(Component data from apps and pages)
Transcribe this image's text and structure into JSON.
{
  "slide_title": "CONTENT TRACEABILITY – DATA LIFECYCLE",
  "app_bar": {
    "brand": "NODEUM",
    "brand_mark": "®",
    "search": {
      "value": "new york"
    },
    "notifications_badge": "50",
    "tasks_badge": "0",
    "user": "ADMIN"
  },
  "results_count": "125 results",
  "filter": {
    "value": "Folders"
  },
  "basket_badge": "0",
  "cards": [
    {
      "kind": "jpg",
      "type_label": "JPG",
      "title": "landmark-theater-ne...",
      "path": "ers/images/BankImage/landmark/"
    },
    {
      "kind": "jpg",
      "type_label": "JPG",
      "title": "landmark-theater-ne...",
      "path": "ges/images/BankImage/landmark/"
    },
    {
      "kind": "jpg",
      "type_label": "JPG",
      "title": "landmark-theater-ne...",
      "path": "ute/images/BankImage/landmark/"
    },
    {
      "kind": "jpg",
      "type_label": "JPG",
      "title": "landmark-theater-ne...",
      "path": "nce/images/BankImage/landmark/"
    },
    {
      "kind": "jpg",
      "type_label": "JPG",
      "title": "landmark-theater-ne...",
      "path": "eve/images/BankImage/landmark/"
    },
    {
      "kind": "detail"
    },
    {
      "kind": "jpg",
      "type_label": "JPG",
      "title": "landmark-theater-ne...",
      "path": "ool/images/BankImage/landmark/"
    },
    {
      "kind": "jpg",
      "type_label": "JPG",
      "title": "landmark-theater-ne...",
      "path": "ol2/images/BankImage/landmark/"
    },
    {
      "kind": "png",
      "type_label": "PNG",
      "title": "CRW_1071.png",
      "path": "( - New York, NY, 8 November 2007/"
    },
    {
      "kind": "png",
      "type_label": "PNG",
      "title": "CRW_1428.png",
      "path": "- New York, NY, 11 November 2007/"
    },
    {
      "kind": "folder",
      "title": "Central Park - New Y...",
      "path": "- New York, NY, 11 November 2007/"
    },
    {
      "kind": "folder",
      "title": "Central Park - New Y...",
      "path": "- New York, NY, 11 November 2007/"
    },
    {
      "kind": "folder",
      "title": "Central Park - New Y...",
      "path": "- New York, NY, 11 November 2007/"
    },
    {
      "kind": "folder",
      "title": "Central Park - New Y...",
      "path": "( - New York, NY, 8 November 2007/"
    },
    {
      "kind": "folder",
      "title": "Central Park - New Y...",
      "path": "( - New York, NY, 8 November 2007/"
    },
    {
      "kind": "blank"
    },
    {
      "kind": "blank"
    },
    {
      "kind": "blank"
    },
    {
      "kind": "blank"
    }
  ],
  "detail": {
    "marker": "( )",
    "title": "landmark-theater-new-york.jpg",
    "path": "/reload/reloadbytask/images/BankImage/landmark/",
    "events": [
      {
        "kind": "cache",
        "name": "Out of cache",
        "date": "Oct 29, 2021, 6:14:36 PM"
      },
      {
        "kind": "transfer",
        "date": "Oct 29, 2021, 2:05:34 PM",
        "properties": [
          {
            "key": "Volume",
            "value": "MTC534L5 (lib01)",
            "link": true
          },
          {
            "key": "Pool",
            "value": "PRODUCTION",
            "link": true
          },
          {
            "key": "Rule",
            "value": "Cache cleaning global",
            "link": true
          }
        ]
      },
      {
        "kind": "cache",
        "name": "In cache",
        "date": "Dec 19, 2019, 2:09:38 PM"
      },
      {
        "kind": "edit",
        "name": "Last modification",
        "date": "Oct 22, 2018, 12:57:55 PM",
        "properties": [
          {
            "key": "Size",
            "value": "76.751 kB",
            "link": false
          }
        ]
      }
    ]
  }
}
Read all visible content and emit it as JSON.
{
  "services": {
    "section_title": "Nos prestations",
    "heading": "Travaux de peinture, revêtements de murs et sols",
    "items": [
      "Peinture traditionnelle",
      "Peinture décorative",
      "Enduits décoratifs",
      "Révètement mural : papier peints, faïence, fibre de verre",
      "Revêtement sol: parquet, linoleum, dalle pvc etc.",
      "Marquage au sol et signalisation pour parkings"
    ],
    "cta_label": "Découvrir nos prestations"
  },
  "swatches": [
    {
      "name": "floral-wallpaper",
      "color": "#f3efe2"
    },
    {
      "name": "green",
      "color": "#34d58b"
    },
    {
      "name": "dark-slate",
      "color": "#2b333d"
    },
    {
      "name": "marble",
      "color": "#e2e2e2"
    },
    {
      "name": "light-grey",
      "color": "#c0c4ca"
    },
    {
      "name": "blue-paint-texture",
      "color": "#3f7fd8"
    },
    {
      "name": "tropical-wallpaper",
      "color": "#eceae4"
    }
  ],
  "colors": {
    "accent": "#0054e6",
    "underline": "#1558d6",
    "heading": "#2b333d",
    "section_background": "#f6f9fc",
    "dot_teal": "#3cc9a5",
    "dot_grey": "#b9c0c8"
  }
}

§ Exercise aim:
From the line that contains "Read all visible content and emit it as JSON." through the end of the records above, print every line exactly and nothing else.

§ Output of the exercise:
Read all visible content and emit it as JSON.
{
  "services": {
    "section_title": "Nos prestations",
    "heading": "Travaux de peinture, revêtements de murs et sols",
    "items": [
      "Peinture traditionnelle",
      "Peinture décorative",
      "Enduits décoratifs",
      "Révètement mural : papier peints, faïence, fibre de verre",
      "Revêtement sol: parquet, linoleum, dalle pvc etc.",
      "Marquage au sol et signalisation pour parkings"
    ],
    "cta_label": "Découvrir nos prestations"
  },
  "swatches": [
    {
      "name": "floral-wallpaper",
      "color": "#f3efe2"
    },
    {
      "name": "green",
      "color": "#34d58b"
    },
    {
      "name": "dark-slate",
      "color": "#2b333d"
    },
    {
      "name": "marble",
      "color": "#e2e2e2"
    },
    {
      "name": "light-grey",
      "color": "#c0c4ca"
    },
    {
      "name": "blue-paint-texture",
      "color": "#3f7fd8"
    },
    {
      "name": "tropical-wallpaper",
      "color": "#eceae4"
    }
  ],
  "colors": {
    "accent": "#0054e6",
    "underline": "#1558d6",
    "heading": "#2b333d",
    "section_background": "#f6f9fc",
    "dot_teal": "#3cc9a5",
    "dot_grey": "#b9c0c8"
  }
}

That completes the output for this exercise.